A leading human rights body has criticised successive Indian governments for “failing” to prosecute senior officials for their roles in the 1984 anti-Sikh riots and called on the new government to seek police reforms and enact laws against communal violence.
Human Rights Watch (HRW) said failure of Indian governments since 1984 to prosecute those involved in the “organised carnage” shows the need for police reforms and communal violence law.
The observation by HRW comes as India will on Friday commemorate the 30th death anniversary of former Prime Minister Indira Gandhi, whose assassination by her Sikh bodyguards triggered the riots against the community in 1984.

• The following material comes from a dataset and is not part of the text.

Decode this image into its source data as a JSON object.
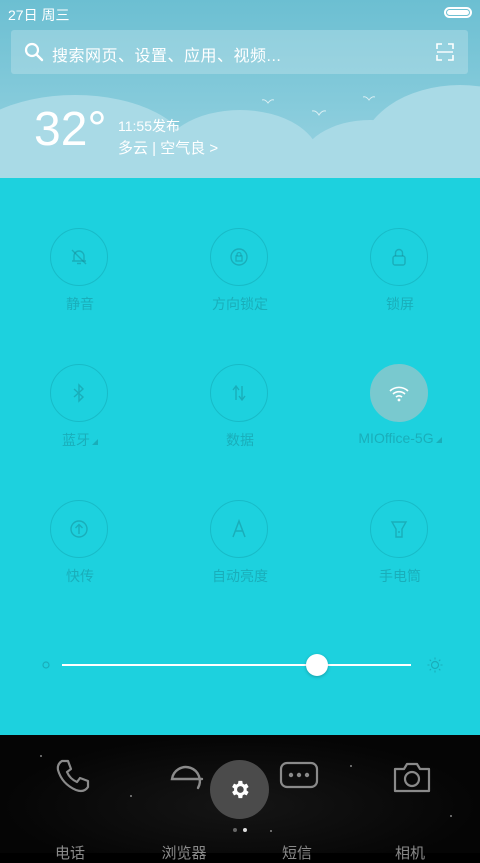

“India’s failure to prosecute those most responsible for the anti-Sikh violence in 1984 has not only denied justice to Sikhs, but has made all Indians more vulnerable to communal violence,” South Asia director of Human Rights Watch Meenakshi Ganguly said.
“The authorities repeatedly blocked investigations to protect the perpetrators of atrocities against Sikhs, deepening public distrust in India’s justice system,” she said.
“The new Indian government should seek police reforms and enact a law against communal violence that would hold public officials accountable for complicity and dereliction of duty,” the HRW said.
The rights group said Indian authorities should implement police reforms to insulate the police from political pressure to protect perpetrators, which occurred after communal violence in 1984 in Delhi, 1992 in Mumbai, 2002 in Gujarat and 2013 in Muzaffarnagar.